Reproduce the entire listing word for word.

......

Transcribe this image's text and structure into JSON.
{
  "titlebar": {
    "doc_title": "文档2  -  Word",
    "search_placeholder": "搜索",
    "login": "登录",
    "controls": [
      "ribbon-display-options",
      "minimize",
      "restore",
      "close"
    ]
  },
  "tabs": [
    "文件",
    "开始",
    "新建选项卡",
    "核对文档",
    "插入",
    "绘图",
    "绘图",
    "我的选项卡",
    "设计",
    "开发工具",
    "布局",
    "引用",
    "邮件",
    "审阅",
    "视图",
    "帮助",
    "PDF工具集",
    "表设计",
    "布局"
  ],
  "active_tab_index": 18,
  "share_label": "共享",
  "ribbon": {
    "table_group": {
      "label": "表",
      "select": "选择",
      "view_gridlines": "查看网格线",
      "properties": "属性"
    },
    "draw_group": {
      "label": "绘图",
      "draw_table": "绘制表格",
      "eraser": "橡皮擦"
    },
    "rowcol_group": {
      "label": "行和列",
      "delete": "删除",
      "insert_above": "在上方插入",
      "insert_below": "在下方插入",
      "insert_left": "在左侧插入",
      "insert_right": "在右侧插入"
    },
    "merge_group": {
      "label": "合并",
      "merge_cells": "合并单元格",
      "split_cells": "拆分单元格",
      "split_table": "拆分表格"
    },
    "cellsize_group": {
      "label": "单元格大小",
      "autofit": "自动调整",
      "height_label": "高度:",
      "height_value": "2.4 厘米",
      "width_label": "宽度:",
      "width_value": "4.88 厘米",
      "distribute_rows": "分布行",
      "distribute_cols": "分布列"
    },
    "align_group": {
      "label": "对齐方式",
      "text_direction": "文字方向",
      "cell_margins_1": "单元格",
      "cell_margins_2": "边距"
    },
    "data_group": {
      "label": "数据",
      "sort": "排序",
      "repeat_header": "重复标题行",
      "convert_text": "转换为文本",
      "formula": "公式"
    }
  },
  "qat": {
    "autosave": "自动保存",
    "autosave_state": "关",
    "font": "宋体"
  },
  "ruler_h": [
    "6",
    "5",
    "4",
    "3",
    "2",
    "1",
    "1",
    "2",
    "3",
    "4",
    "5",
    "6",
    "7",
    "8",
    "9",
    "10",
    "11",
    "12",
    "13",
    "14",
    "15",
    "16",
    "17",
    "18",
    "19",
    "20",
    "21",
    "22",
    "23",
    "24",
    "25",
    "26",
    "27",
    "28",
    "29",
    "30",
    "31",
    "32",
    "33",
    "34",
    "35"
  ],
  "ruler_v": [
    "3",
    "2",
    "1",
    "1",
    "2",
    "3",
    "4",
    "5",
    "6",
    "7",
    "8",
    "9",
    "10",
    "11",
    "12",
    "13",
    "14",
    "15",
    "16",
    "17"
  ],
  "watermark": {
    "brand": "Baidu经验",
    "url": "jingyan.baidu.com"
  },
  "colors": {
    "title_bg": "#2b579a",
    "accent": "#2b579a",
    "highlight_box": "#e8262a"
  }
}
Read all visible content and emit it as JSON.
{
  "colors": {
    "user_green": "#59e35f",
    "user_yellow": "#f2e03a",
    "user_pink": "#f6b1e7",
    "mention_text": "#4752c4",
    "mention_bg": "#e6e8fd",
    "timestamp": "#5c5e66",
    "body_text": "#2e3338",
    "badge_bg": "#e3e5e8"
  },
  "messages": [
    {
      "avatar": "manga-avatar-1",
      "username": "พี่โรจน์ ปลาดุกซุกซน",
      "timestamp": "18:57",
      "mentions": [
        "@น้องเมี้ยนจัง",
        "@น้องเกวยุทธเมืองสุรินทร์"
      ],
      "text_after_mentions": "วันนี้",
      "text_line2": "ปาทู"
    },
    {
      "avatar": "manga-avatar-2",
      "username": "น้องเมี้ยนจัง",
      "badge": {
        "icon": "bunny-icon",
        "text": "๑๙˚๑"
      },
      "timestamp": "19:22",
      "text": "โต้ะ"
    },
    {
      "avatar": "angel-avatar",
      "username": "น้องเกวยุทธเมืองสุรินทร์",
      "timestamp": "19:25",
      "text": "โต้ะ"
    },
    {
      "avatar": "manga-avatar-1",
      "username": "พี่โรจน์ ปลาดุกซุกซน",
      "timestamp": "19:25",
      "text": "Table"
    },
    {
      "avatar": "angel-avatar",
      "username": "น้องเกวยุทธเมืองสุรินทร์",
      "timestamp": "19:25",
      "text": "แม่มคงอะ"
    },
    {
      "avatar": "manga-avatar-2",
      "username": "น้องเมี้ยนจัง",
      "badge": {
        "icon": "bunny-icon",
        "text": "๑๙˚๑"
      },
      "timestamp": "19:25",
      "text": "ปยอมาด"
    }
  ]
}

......

> _Exercise output_
Transcribe this image's text and structure into JSON.
{
  "titlebar": {
    "doc_title": "文档2  -  Word",
    "search_placeholder": "搜索",
    "login": "登录",
    "controls": [
      "ribbon-display-options",
      "minimize",
      "restore",
      "close"
    ]
  },
  "tabs": [
    "文件",
    "开始",
    "新建选项卡",
    "核对文档",
    "插入",
    "绘图",
    "绘图",
    "我的选项卡",
    "设计",
    "开发工具",
    "布局",
    "引用",
    "邮件",
    "审阅",
    "视图",
    "帮助",
    "PDF工具集",
    "表设计",
    "布局"
  ],
  "active_tab_index": 18,
  "share_label": "共享",
  "ribbon": {
    "table_group": {
      "label": "表",
      "select": "选择",
      "view_gridlines": "查看网格线",
      "properties": "属性"
    },
    "draw_group": {
      "label": "绘图",
      "draw_table": "绘制表格",
      "eraser": "橡皮擦"
    },
    "rowcol_group": {
      "label": "行和列",
      "delete": "删除",
      "insert_above": "在上方插入",
      "insert_below": "在下方插入",
      "insert_left": "在左侧插入",
      "insert_right": "在右侧插入"
    },
    "merge_group": {
      "label": "合并",
      "merge_cells": "合并单元格",
      "split_cells": "拆分单元格",
      "split_table": "拆分表格"
    },
    "cellsize_group": {
      "label": "单元格大小",
      "autofit": "自动调整",
      "height_label": "高度:",
      "height_value": "2.4 厘米",
      "width_label": "宽度:",
      "width_value": "4.88 厘米",
      "distribute_rows": "分布行",
      "distribute_cols": "分布列"
    },
    "align_group": {
      "label": "对齐方式",
      "text_direction": "文字方向",
      "cell_margins_1": "单元格",
      "cell_margins_2": "边距"
    },
    "data_group": {
      "label": "数据",
      "sort": "排序",
      "repeat_header": "重复标题行",
      "convert_text": "转换为文本",
      "formula": "公式"
    }
  },
  "qat": {
    "autosave": "自动保存",
    "autosave_state": "关",
    "font": "宋体"
  },
  "ruler_h": [
    "6",
    "5",
    "4",
    "3",
    "2",
    "1",
    "1",
    "2",
    "3",
    "4",
    "5",
    "6",
    "7",
    "8",
    "9",
    "10",
    "11",
    "12",
    "13",
    "14",
    "15",
    "16",
    "17",
    "18",
    "19",
    "20",
    "21",
    "22",
    "23",
    "24",
    "25",
    "26",
    "27",
    "28",
    "29",
    "30",
    "31",
    "32",
    "33",
    "34",
    "35"
  ],
  "ruler_v": [
    "3",
    "2",
    "1",
    "1",
    "2",
    "3",
    "4",
    "5",
    "6",
    "7",
    "8",
    "9",
    "10",
    "11",
    "12",
    "13",
    "14",
    "15",
    "16",
    "17"
  ],
  "watermark": {
    "brand": "Baidu经验",
    "url": "jingyan.baidu.com"
  },
  "colors": {
    "title_bg": "#2b579a",
    "accent": "#2b579a",
    "highlight_box": "#e8262a"
  }
}
Read all visible content and emit it as JSON.
{
  "colors": {
    "user_green": "#59e35f",
    "user_yellow": "#f2e03a",
    "user_pink": "#f6b1e7",
    "mention_text": "#4752c4",
    "mention_bg": "#e6e8fd",
    "timestamp": "#5c5e66",
    "body_text": "#2e3338",
    "badge_bg": "#e3e5e8"
  },
  "messages": [
    {
      "avatar": "manga-avatar-1",
      "username": "พี่โรจน์ ปลาดุกซุกซน",
      "timestamp": "18:57",
      "mentions": [
        "@น้องเมี้ยนจัง",
        "@น้องเกวยุทธเมืองสุรินทร์"
      ],
      "text_after_mentions": "วันนี้",
      "text_line2": "ปาทู"
    },
    {
      "avatar": "manga-avatar-2",
      "username": "น้องเมี้ยนจัง",
      "badge": {
        "icon": "bunny-icon",
        "text": "๑๙˚๑"
      },
      "timestamp": "19:22",
      "text": "โต้ะ"
    },
    {
      "avatar": "angel-avatar",
      "username": "น้องเกวยุทธเมืองสุรินทร์",
      "timestamp": "19:25",
      "text": "โต้ะ"
    },
    {
      "avatar": "manga-avatar-1",
      "username": "พี่โรจน์ ปลาดุกซุกซน",
      "timestamp": "19:25",
      "text": "Table"
    },
    {
      "avatar": "angel-avatar",
      "username": "น้องเกวยุทธเมืองสุรินทร์",
      "timestamp": "19:25",
      "text": "แม่มคงอะ"
    },
    {
      "avatar": "manga-avatar-2",
      "username": "น้องเมี้ยนจัง",
      "badge": {
        "icon": "bunny-icon",
        "text": "๑๙˚๑"
      },
      "timestamp": "19:25",
      "text": "ปยอมาด"
    }
  ]
}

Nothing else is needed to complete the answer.